Unlike traditional ketchup recipes requiring hours of laborious stewing and stirring, the sun-dried tomatoes provide concentrated flavor right from the get go, and the recipe speeds right along. Amazingly, I do not hate this ketchup, which is high praise considering my previous disdain. I can’t say I’m about to slather it on everything that crosses my dinner plate, but those french fries we were talking about earlier? Bring them on.

Sun-Dried Tomato Ketchup
Adapted from Food and Wine

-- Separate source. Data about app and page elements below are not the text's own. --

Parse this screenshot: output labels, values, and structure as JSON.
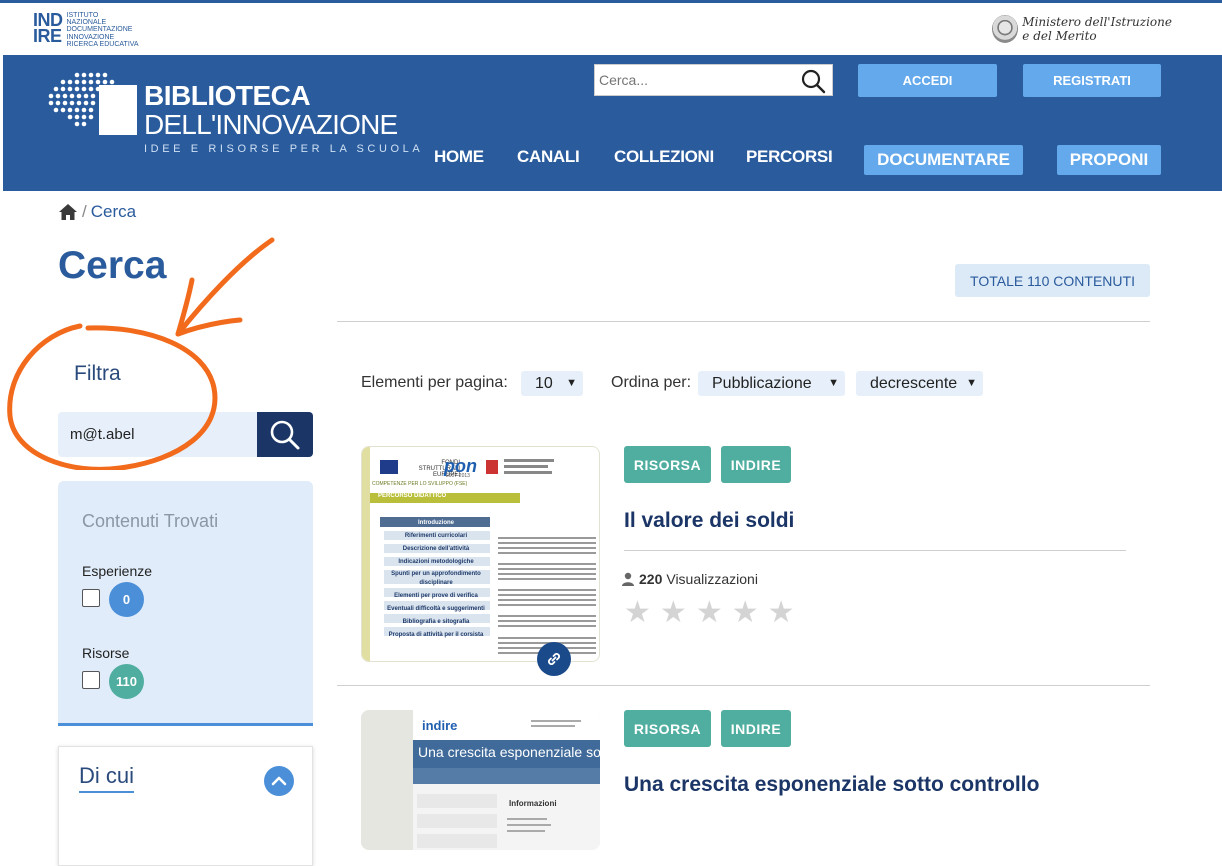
{
  "topbar": {
    "indire_mark_line1": "IND",
    "indire_mark_line2": "IRE",
    "indire_text": [
      "ISTITUTO",
      "NAZIONALE",
      "DOCUMENTAZIONE",
      "INNOVAZIONE",
      "RICERCA EDUCATIVA"
    ],
    "ministero_line1": "Ministero dell'Istruzione",
    "ministero_line2": "e del Merito"
  },
  "header": {
    "logo_title": "BIBLIOTECA",
    "logo_title2": "DELL'INNOVAZIONE",
    "logo_sub": "IDEE E RISORSE PER LA SCUOLA",
    "search_placeholder": "Cerca...",
    "accedi": "ACCEDI",
    "registrati": "REGISTRATI",
    "nav": {
      "home": "HOME",
      "canali": "CANALI",
      "collezioni": "COLLEZIONI",
      "percorsi": "PERCORSI",
      "documentare": "DOCUMENTARE",
      "proponi": "PROPONI"
    }
  },
  "breadcrumb": {
    "sep": "/",
    "current": "Cerca"
  },
  "page": {
    "title": "Cerca",
    "total": "TOTALE 110 CONTENUTI"
  },
  "filter": {
    "title": "Filtra",
    "query": "m@t.abel",
    "found_title": "Contenuti Trovati",
    "groups": [
      {
        "label": "Esperienze",
        "count": "0",
        "color": "#4a8fd8"
      },
      {
        "label": "Risorse",
        "count": "110",
        "color": "#4fae9f"
      }
    ],
    "dicui": "Di cui"
  },
  "controls": {
    "per_page_label": "Elementi per pagina:",
    "per_page_value": "10",
    "sort_label": "Ordina per:",
    "sort_value": "Pubblicazione",
    "order_value": "decrescente"
  },
  "results": [
    {
      "tags": [
        "RISORSA",
        "INDIRE"
      ],
      "title": "Il valore dei soldi",
      "views_count": "220",
      "views_label": "Visualizzazioni",
      "rating": 0,
      "thumb": {
        "header_text": [
          "FONDI",
          "STRUTTURALI",
          "EUROPEI"
        ],
        "pon": "pon",
        "pon_sub": "2007-2013",
        "competenze": "COMPETENZE PER LO SVILUPPO (FSE)",
        "section": "PERCORSO DIDATTICO",
        "menu": [
          "Introduzione",
          "Riferimenti curricolari",
          "Descrizione dell'attività",
          "Indicazioni metodologiche",
          "Spunti per un approfondimento disciplinare",
          "Elementi per prove di verifica",
          "Eventuali difficoltà e suggerimenti",
          "Bibliografia e sitografia",
          "Proposta di attività per il corsista"
        ]
      }
    },
    {
      "tags": [
        "RISORSA",
        "INDIRE"
      ],
      "title": "Una crescita esponenziale sotto controllo",
      "thumb": {
        "brand": "indire",
        "banner": "Una crescita esponenziale sotto contro",
        "section": "Informazioni"
      }
    }
  ]
}
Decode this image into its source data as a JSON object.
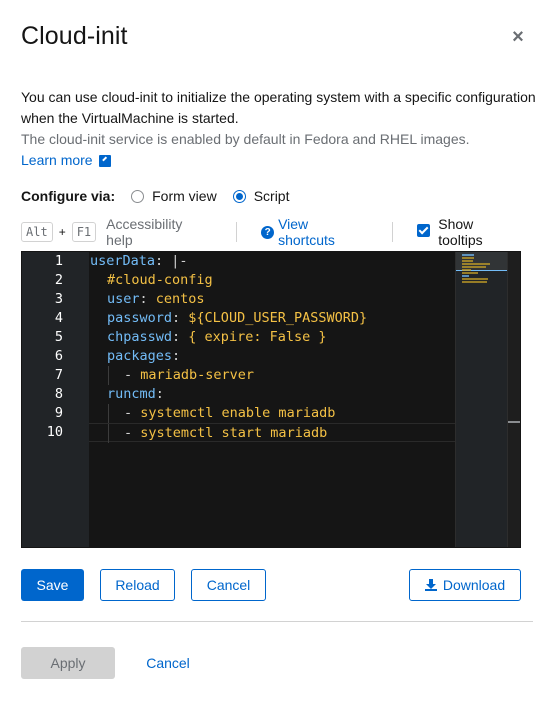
{
  "modal": {
    "title": "Cloud-init",
    "close": "×"
  },
  "description": {
    "line1": "You can use cloud-init to initialize the operating system with a specific configuration when the VirtualMachine is started.",
    "line2": "The cloud-init service is enabled by default in Fedora and RHEL images.",
    "learn_more": "Learn more"
  },
  "configure": {
    "label": "Configure via:",
    "options": [
      "Form view",
      "Script"
    ],
    "selected": "Script"
  },
  "toolbar": {
    "key1": "Alt",
    "plus": "+",
    "key2": "F1",
    "accessibility_help": "Accessibility help",
    "view_shortcuts": "View shortcuts",
    "show_tooltips": "Show tooltips",
    "show_tooltips_checked": true
  },
  "editor": {
    "line_numbers": [
      "1",
      "2",
      "3",
      "4",
      "5",
      "6",
      "7",
      "8",
      "9",
      "10"
    ],
    "lines": [
      "userData: |-",
      "#cloud-config",
      "user: centos",
      "password: ${CLOUD_USER_PASSWORD}",
      "chpasswd: { expire: False }",
      "packages:",
      "- mariadb-server",
      "runcmd:",
      "- systemctl enable mariadb",
      "- systemctl start mariadb"
    ],
    "active_line": 10
  },
  "actions": {
    "save": "Save",
    "reload": "Reload",
    "cancel": "Cancel",
    "download": "Download"
  },
  "footer": {
    "apply": "Apply",
    "cancel": "Cancel"
  },
  "colors": {
    "primary": "#0066cc",
    "editor_bg": "#151515",
    "key_blue": "#73bcf7",
    "value_yellow": "#f4c145"
  }
}
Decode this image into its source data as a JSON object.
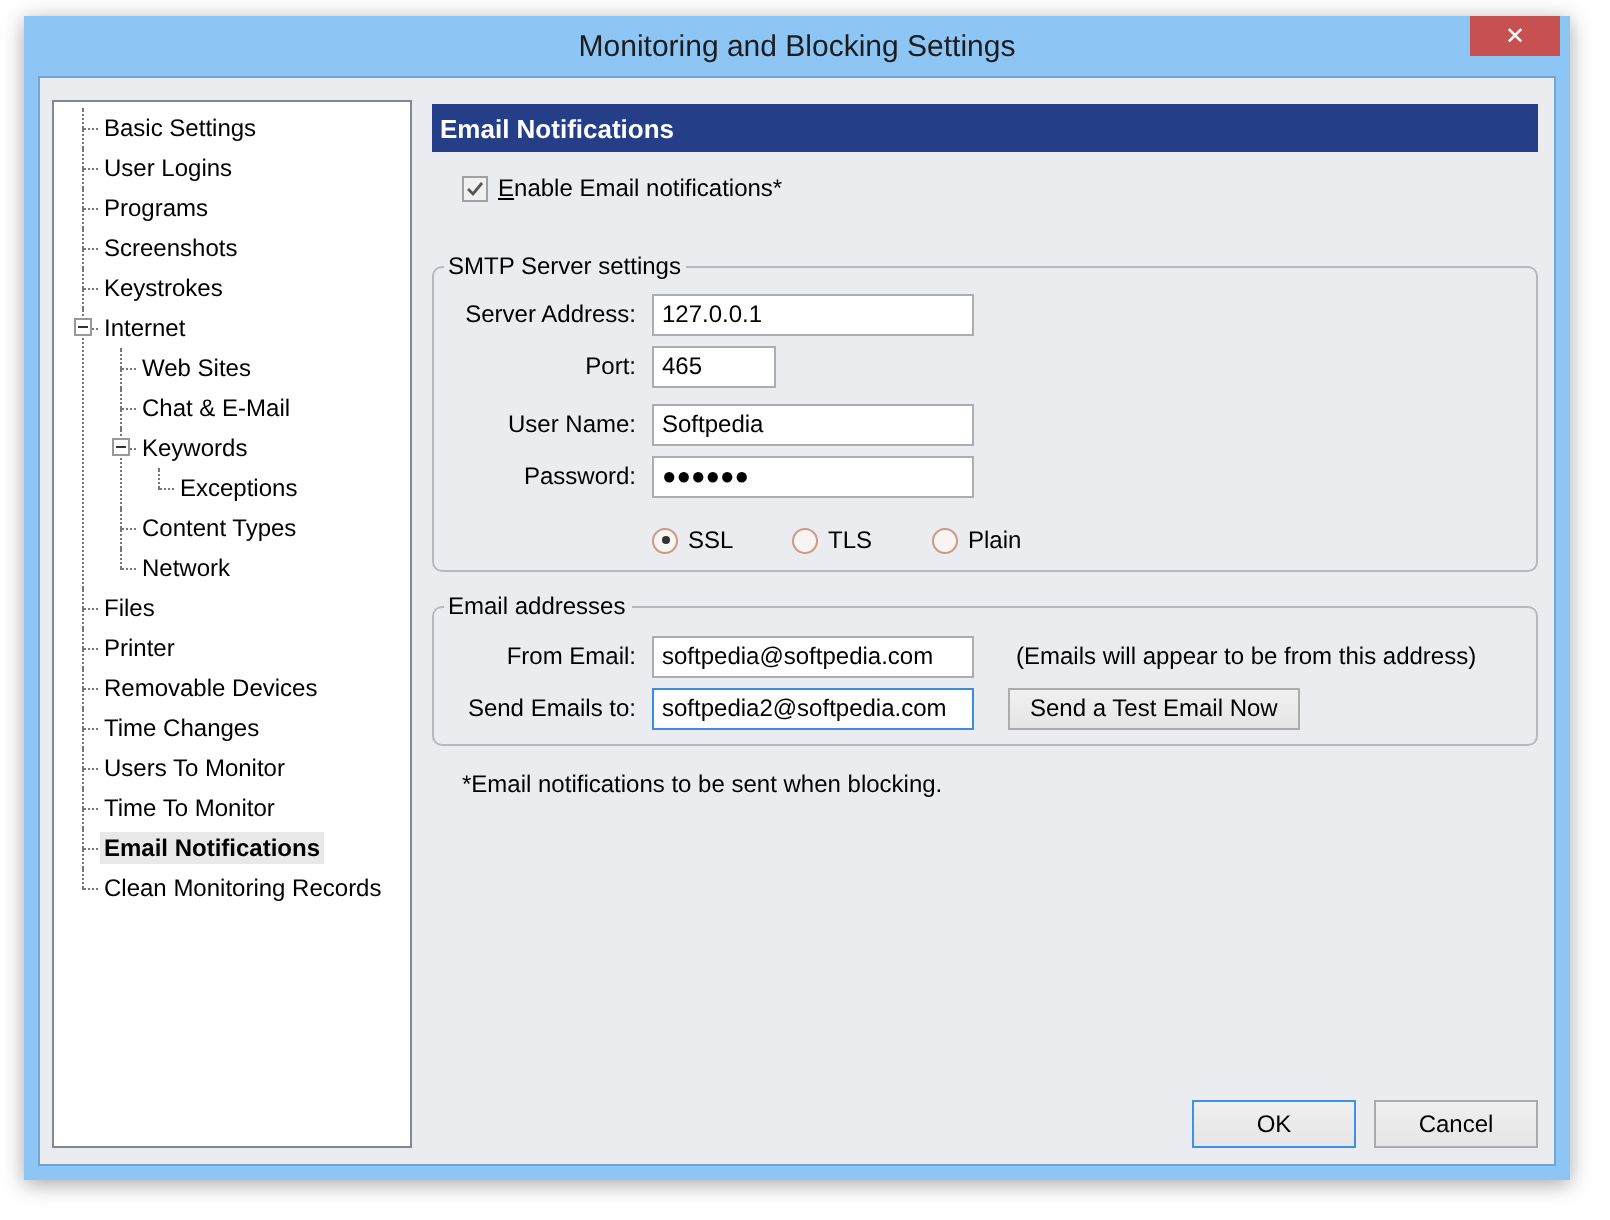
{
  "window": {
    "title": "Monitoring and Blocking Settings",
    "close": "✕"
  },
  "tree": [
    {
      "label": "Basic Settings",
      "selected": false
    },
    {
      "label": "User Logins",
      "selected": false
    },
    {
      "label": "Programs",
      "selected": false
    },
    {
      "label": "Screenshots",
      "selected": false
    },
    {
      "label": "Keystrokes",
      "selected": false
    },
    {
      "label": "Internet",
      "selected": false,
      "expanded": true,
      "children": [
        {
          "label": "Web Sites",
          "selected": false
        },
        {
          "label": "Chat & E-Mail",
          "selected": false
        },
        {
          "label": "Keywords",
          "selected": false,
          "expanded": true,
          "children": [
            {
              "label": "Exceptions",
              "selected": false
            }
          ]
        },
        {
          "label": "Content Types",
          "selected": false
        },
        {
          "label": "Network",
          "selected": false
        }
      ]
    },
    {
      "label": "Files",
      "selected": false
    },
    {
      "label": "Printer",
      "selected": false
    },
    {
      "label": "Removable Devices",
      "selected": false
    },
    {
      "label": "Time Changes",
      "selected": false
    },
    {
      "label": "Users To Monitor",
      "selected": false
    },
    {
      "label": "Time To Monitor",
      "selected": false
    },
    {
      "label": "Email Notifications",
      "selected": true
    },
    {
      "label": "Clean Monitoring Records",
      "selected": false
    }
  ],
  "section_title": "Email Notifications",
  "enable": {
    "label": "Enable Email notifications*",
    "checked": true
  },
  "smtp": {
    "title": "SMTP Server settings",
    "fields": [
      {
        "label": "Server Address:",
        "value": "127.0.0.1",
        "kind": "wide",
        "focused": false
      },
      {
        "label": "Port:",
        "value": "465",
        "kind": "short",
        "focused": false
      },
      {
        "label": "User Name:",
        "value": "Softpedia",
        "kind": "wide",
        "focused": false
      },
      {
        "label": "Password:",
        "value": "●●●●●●",
        "kind": "wide",
        "focused": false
      }
    ],
    "security": [
      {
        "label": "SSL",
        "selected": true
      },
      {
        "label": "TLS",
        "selected": false
      },
      {
        "label": "Plain",
        "selected": false
      }
    ]
  },
  "addresses": {
    "title": "Email addresses",
    "fields": [
      {
        "label": "From Email:",
        "value": "softpedia@softpedia.com",
        "focused": false,
        "note": "(Emails will appear to be from this address)"
      },
      {
        "label": "Send Emails to:",
        "value": "softpedia2@softpedia.com",
        "focused": true,
        "button": "Send a Test Email Now"
      }
    ]
  },
  "footnote": "*Email notifications to be sent when blocking.",
  "buttons": [
    {
      "label": "OK",
      "default": true
    },
    {
      "label": "Cancel",
      "default": false
    }
  ]
}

2 Cups Apple Cider
1 Cup (Dry, Not Oil Packed) Sun-Dried Tomatoes, Soaked in Hot Water for 30 Minutes and Drained
2/3 Cup Apple Cider Vinegar
1 Tablespoon Tamari or Soy Sauce
1 Teaspoon Smoked Paprika
3/4 Teaspoon Mustard Powder
1/2 Teaspoon Ground Ginger
Generous Pinch Cayenne Pepper
Pinch Ground Cloves
1 Small Yellow Onion
2 Cloves Garlic
1 Teaspoon Salt
Freshly Ground Black Pepper, to Taste

This procedure hardly needs a written recipe, but here goes: Toss everything into your blender or a sturdy food processor, and puree until completely smooth. Scrape down the sides as need to make sure that everything is thoroughly pulverized. Transfer the mixture into a large sauce pan and set over medium heat. It may seem like too large of a pot, but this stuff bubbles and sputters like mad once it gets going, so the high sides are helpful for protecting the walls (and yourself) from gruesome blood-red splatters. Cook at a gentle simmer for about 30 minutes, until slightly thickened or at least less watery, stirring every couple of minutes to prevent burning. Move the whole batch back into your blender or food processor, and puree once more to ensure a perfectly smooth texture. Let cool completely before bottling and storing.

Bear in mind that since this homemade ketchup lacks the additives and preservatives of mainstream brands, you will need to shake it well before each use, as it can separate a bit as it sit. Additionally, it should be kept in the fridge, tightly sealed for no more than 1 month.

Makes About 3 Cups

Printable Recipe

Bonus! If that label caught your eye, you’re in luck! I’d like to share it with you for your own ketchup creations. Here are three color variations for whatever strikes your fancy, below. Just click on the image and print it out on sticker paper at a 6 x 4 size. Trim, and slap it on a 16-ounce glass bottle. I used a rinsed and dried GT Kombucha bottle, for size reference.